“Having a strategic digital advertising strategy to reach renters during their search process remains as important as it was pre-pandemic,” says Johnny De La Espriella, senior vice president at Charlotte, North Carolina-based RKW Residential, whose portfolio includes 23,000 units. “But how we position and manage our online presence is more important than ever. It may be the only thing the prospect sees before making a leasing decision.”

Operators say putting your best digital foot forward starts even before any virtual tours are booked.

“It’s imperative that each floor plan has an attractive 3D tour attached to it, so prospects can get that in-person view of the apartment, without having to be there,” says Jenny Donnellon, senior vice president of rental operations at the Westerville, Ohio-based Champion Cos., which runs 4,643 units. “Click-and-drag tours give them a realistic sense of the unit. By the time they get to a video or self-guided tour, it’s really just a way to verify what they already know before submitting an application.”

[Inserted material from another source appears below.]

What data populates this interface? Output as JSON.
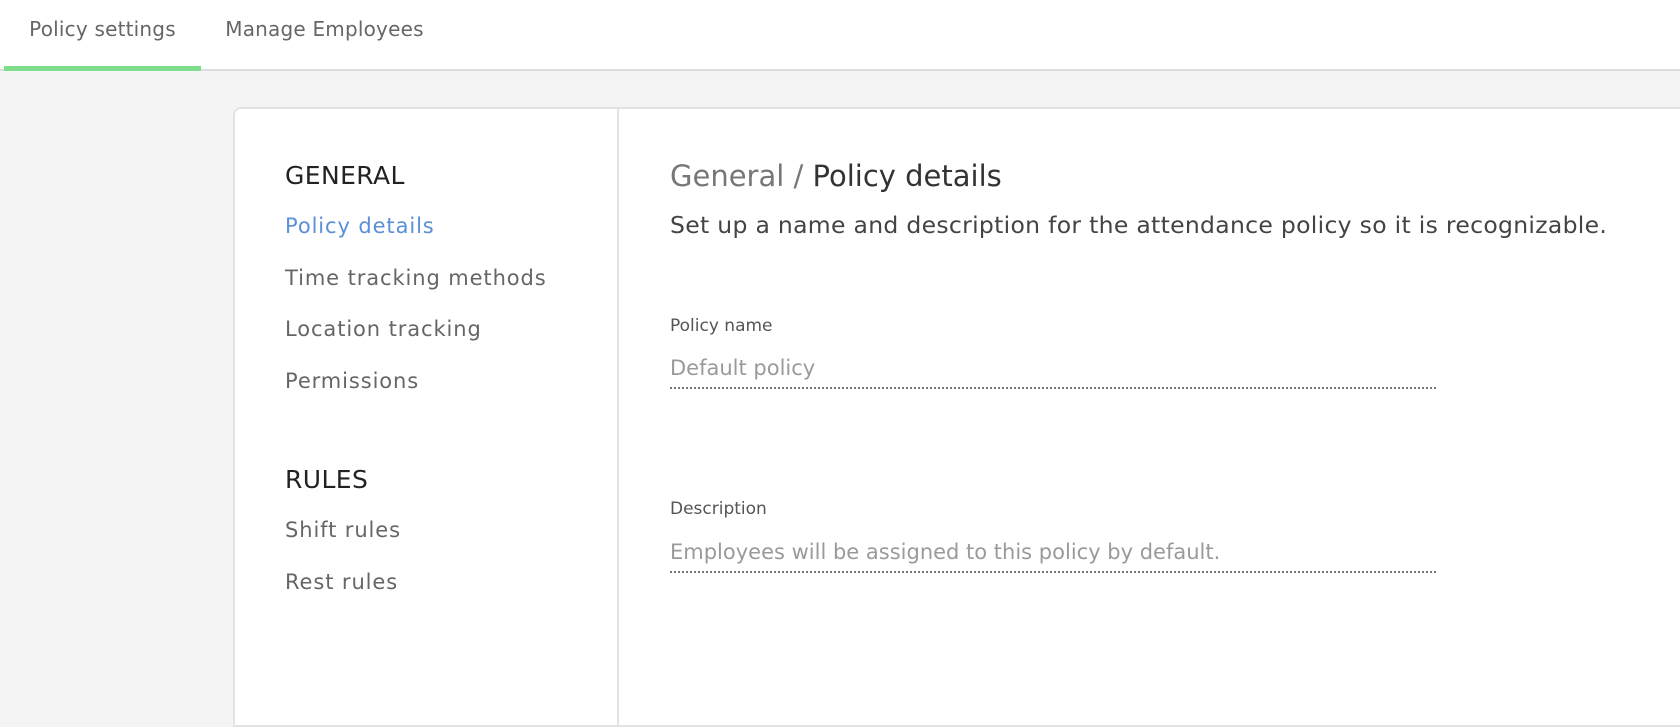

Taking those applications online is a must as well.

“DocuSign for digital leasing and renewals makes the process easy and contactless,” says Donnellon. “Smart home technology like smart door locks allows for a contactless experience because you can provide new move-in door codes, rather than having to physically hand them keys.”

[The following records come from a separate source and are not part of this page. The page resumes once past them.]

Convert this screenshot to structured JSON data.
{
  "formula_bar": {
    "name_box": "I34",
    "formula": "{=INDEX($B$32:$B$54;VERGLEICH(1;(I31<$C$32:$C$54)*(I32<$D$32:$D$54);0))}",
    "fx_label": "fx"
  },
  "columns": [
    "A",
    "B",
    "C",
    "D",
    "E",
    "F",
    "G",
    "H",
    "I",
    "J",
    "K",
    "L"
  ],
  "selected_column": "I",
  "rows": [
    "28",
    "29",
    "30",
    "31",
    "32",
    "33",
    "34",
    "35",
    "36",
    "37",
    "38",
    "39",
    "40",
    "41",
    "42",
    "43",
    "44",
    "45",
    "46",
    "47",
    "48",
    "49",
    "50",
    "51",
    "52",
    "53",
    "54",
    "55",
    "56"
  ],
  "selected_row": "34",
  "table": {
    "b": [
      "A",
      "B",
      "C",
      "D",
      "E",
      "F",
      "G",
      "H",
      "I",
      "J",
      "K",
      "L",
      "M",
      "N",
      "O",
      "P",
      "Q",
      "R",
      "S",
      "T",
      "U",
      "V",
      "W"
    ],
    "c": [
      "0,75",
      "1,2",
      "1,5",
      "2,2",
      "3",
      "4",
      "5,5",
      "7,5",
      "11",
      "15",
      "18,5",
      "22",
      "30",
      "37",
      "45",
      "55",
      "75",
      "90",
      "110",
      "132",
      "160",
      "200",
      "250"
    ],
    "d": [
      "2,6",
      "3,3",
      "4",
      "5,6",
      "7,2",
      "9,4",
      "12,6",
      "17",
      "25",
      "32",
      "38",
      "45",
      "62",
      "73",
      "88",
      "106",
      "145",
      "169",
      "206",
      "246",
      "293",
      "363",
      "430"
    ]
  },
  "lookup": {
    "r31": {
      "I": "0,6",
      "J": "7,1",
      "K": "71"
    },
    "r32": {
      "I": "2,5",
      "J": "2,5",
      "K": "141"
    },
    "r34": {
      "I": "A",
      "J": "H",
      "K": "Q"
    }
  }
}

However, operators also have a word of caution as the formerly in-person process moves almost completely online. A wave of application fraud has hit apartment companies across the country.

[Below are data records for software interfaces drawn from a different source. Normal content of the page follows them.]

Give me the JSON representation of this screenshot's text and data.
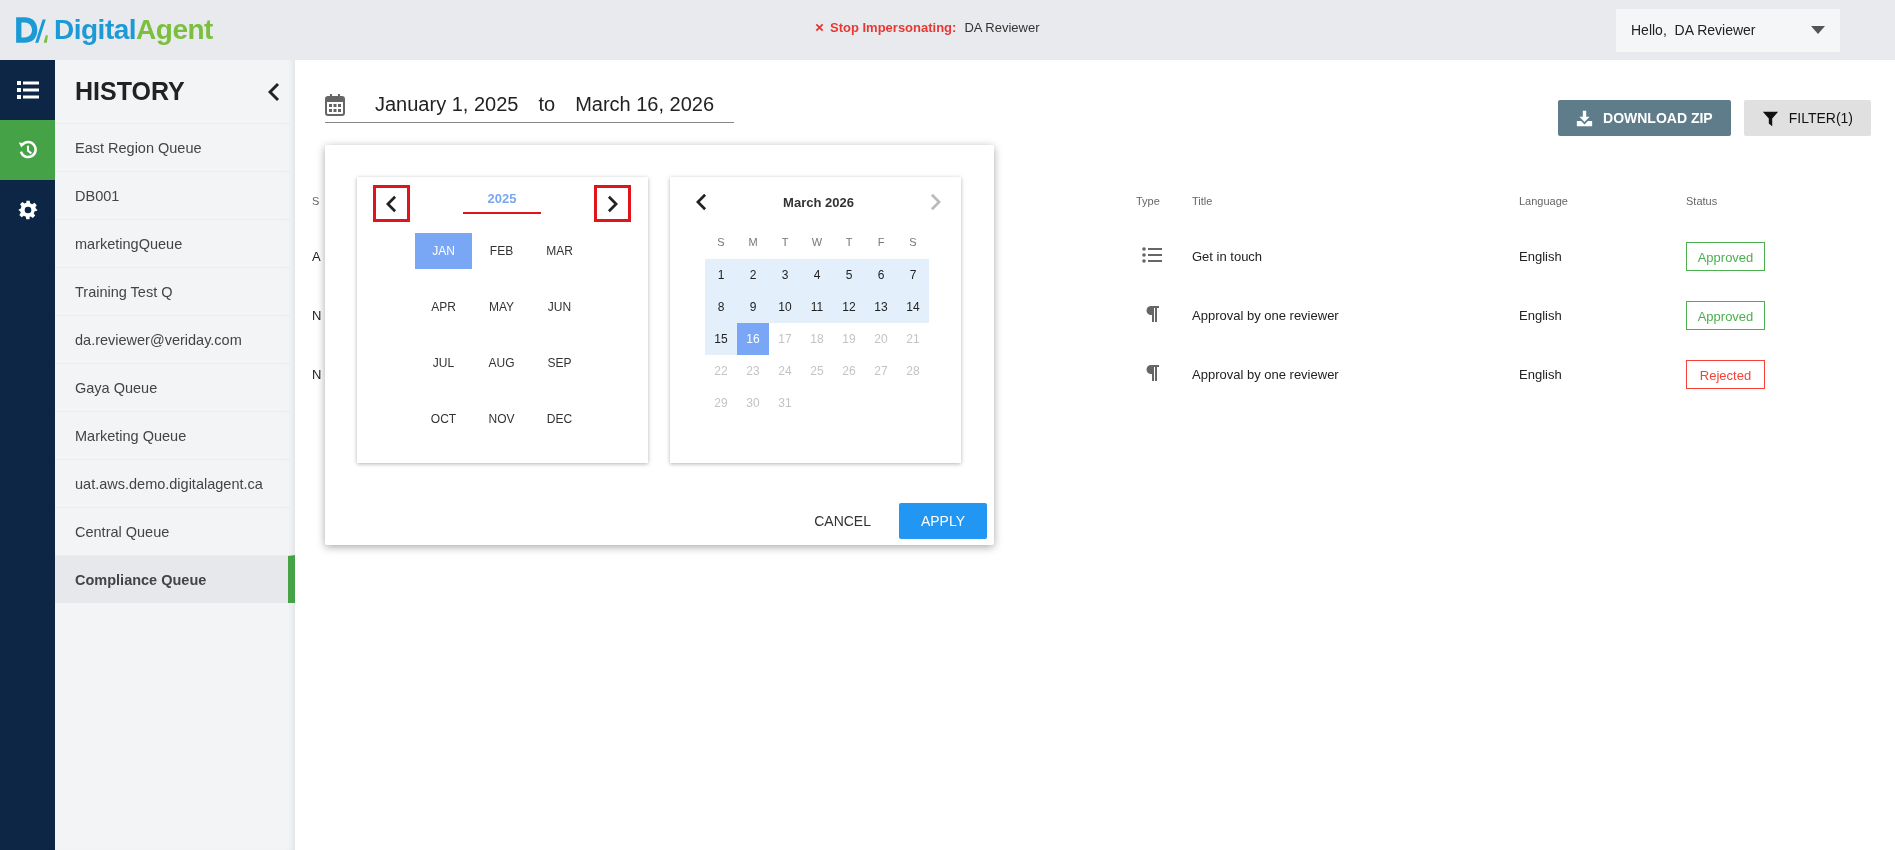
{
  "header": {
    "logo": {
      "parts": [
        "Digital",
        "Agent"
      ]
    },
    "impersonation": {
      "label": "Stop Impersonating:",
      "user": "DA Reviewer"
    },
    "user_menu": {
      "label": "Hello,  DA Reviewer"
    }
  },
  "nav_rail": [
    {
      "kind": "list",
      "selected": false
    },
    {
      "kind": "history",
      "selected": true
    },
    {
      "kind": "settings",
      "selected": false
    }
  ],
  "sidebar": {
    "title": "HISTORY",
    "items": [
      {
        "label": "East Region Queue",
        "selected": false
      },
      {
        "label": "DB001",
        "selected": false
      },
      {
        "label": "marketingQueue",
        "selected": false
      },
      {
        "label": "Training Test Q",
        "selected": false
      },
      {
        "label": "da.reviewer@veriday.com",
        "selected": false
      },
      {
        "label": "Gaya Queue",
        "selected": false
      },
      {
        "label": "Marketing Queue",
        "selected": false
      },
      {
        "label": "uat.aws.demo.digitalagent.ca",
        "selected": false
      },
      {
        "label": "Central Queue",
        "selected": false
      },
      {
        "label": "Compliance Queue",
        "selected": true
      }
    ]
  },
  "date_range": {
    "start": "January 1, 2025",
    "separator": "to",
    "end": "March 16, 2026"
  },
  "buttons": [
    {
      "kind": "download",
      "label": "DOWNLOAD ZIP"
    },
    {
      "kind": "filter",
      "label": "FILTER(1)"
    }
  ],
  "date_picker": {
    "month_view": {
      "year": "2025",
      "year_underlined": true,
      "prev_highlighted": true,
      "next_highlighted": true,
      "months": [
        {
          "label": "JAN",
          "selected": true
        },
        {
          "label": "FEB",
          "selected": false
        },
        {
          "label": "MAR",
          "selected": false
        },
        {
          "label": "APR",
          "selected": false
        },
        {
          "label": "MAY",
          "selected": false
        },
        {
          "label": "JUN",
          "selected": false
        },
        {
          "label": "JUL",
          "selected": false
        },
        {
          "label": "AUG",
          "selected": false
        },
        {
          "label": "SEP",
          "selected": false
        },
        {
          "label": "OCT",
          "selected": false
        },
        {
          "label": "NOV",
          "selected": false
        },
        {
          "label": "DEC",
          "selected": false
        }
      ]
    },
    "day_view": {
      "title": "March 2026",
      "next_disabled": true,
      "weekdays": [
        "S",
        "M",
        "T",
        "W",
        "T",
        "F",
        "S"
      ],
      "days": [
        {
          "day": "1",
          "in_range": true,
          "selected": false,
          "disabled": false
        },
        {
          "day": "2",
          "in_range": true,
          "selected": false,
          "disabled": false
        },
        {
          "day": "3",
          "in_range": true,
          "selected": false,
          "disabled": false
        },
        {
          "day": "4",
          "in_range": true,
          "selected": false,
          "disabled": false
        },
        {
          "day": "5",
          "in_range": true,
          "selected": false,
          "disabled": false
        },
        {
          "day": "6",
          "in_range": true,
          "selected": false,
          "disabled": false
        },
        {
          "day": "7",
          "in_range": true,
          "selected": false,
          "disabled": false
        },
        {
          "day": "8",
          "in_range": true,
          "selected": false,
          "disabled": false
        },
        {
          "day": "9",
          "in_range": true,
          "selected": false,
          "disabled": false
        },
        {
          "day": "10",
          "in_range": true,
          "selected": false,
          "disabled": false
        },
        {
          "day": "11",
          "in_range": true,
          "selected": false,
          "disabled": false
        },
        {
          "day": "12",
          "in_range": true,
          "selected": false,
          "disabled": false
        },
        {
          "day": "13",
          "in_range": true,
          "selected": false,
          "disabled": false
        },
        {
          "day": "14",
          "in_range": true,
          "selected": false,
          "disabled": false
        },
        {
          "day": "15",
          "in_range": true,
          "selected": false,
          "disabled": false
        },
        {
          "day": "16",
          "in_range": true,
          "selected": true,
          "disabled": false
        },
        {
          "day": "17",
          "in_range": false,
          "selected": false,
          "disabled": true
        },
        {
          "day": "18",
          "in_range": false,
          "selected": false,
          "disabled": true
        },
        {
          "day": "19",
          "in_range": false,
          "selected": false,
          "disabled": true
        },
        {
          "day": "20",
          "in_range": false,
          "selected": false,
          "disabled": true
        },
        {
          "day": "21",
          "in_range": false,
          "selected": false,
          "disabled": true
        },
        {
          "day": "22",
          "in_range": false,
          "selected": false,
          "disabled": true
        },
        {
          "day": "23",
          "in_range": false,
          "selected": false,
          "disabled": true
        },
        {
          "day": "24",
          "in_range": false,
          "selected": false,
          "disabled": true
        },
        {
          "day": "25",
          "in_range": false,
          "selected": false,
          "disabled": true
        },
        {
          "day": "26",
          "in_range": false,
          "selected": false,
          "disabled": true
        },
        {
          "day": "27",
          "in_range": false,
          "selected": false,
          "disabled": true
        },
        {
          "day": "28",
          "in_range": false,
          "selected": false,
          "disabled": true
        },
        {
          "day": "29",
          "in_range": false,
          "selected": false,
          "disabled": true
        },
        {
          "day": "30",
          "in_range": false,
          "selected": false,
          "disabled": true
        },
        {
          "day": "31",
          "in_range": false,
          "selected": false,
          "disabled": true
        }
      ]
    },
    "actions": [
      {
        "kind": "cancel",
        "label": "CANCEL"
      },
      {
        "kind": "apply",
        "label": "APPLY"
      }
    ]
  },
  "table": {
    "columns": [
      "S",
      "Type",
      "Title",
      "Language",
      "Status"
    ],
    "rows": [
      {
        "column_1": "A",
        "kind": "list",
        "title": "Get in touch",
        "language": "English",
        "status": {
          "label": "Approved",
          "kind": "approved"
        }
      },
      {
        "column_1": "N",
        "kind": "paragraph",
        "title": "Approval by one reviewer",
        "language": "English",
        "status": {
          "label": "Approved",
          "kind": "approved"
        }
      },
      {
        "column_1": "N",
        "kind": "paragraph",
        "title": "Approval by one reviewer",
        "language": "English",
        "status": {
          "label": "Rejected",
          "kind": "rejected"
        }
      }
    ]
  }
}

“We’ve really been surprised at the number of fraudulent rental applications at our properties,” says Madera’s Marcinkowski. “About 15% of all prospects coming in the door will misrepresent themselves to us.”

The rise could be due to the harder circumstances the pandemic has put on everyone, including less stable employment prospects.

“Before last year, we would have one to seven instances of fraud per quarter, now it is one per week,” says Diana Pittro, executive vice president at Chicago-based RMK Management Corp., which oversees 6,300 units. “As unemployment decreases, we hope it slows down.”

Operators are turning to screening tools such as CheckPoint ID, PreciseID, and others. But they also note increasingly sophisticated fake IDs and pay stubs, especially those created online, create an even harder challenge. “Those are really hard to catch,” Pittro says.

Of course, just as before the pandemic, operators say keeping your existing residents is the first line of leasing defense. That’s become even more important now. Industry experts say they are offering no- or low-increase renewal leases and making it easy for residents to stay by streamlining online renewals. But, here, they also strike a chord of caution.

“We have updated our policy to look at any renewals like a brand-new lease,” says Rahim Amidi, CEO of the Los Angeles-based Amidi Group, which operates around 700 units. “We do detailed credit and background checks, because the pandemic could have potentially impacted someone in ways that did not exist previously.”

By putting your best digital foot forward, giving prospects and residents the virtual choices they want to make a leasing decision, and keeping new and renewal leasing standards uniform across the board, multifamily operators can navigate the uncertainty of 2021’s spring leasing season.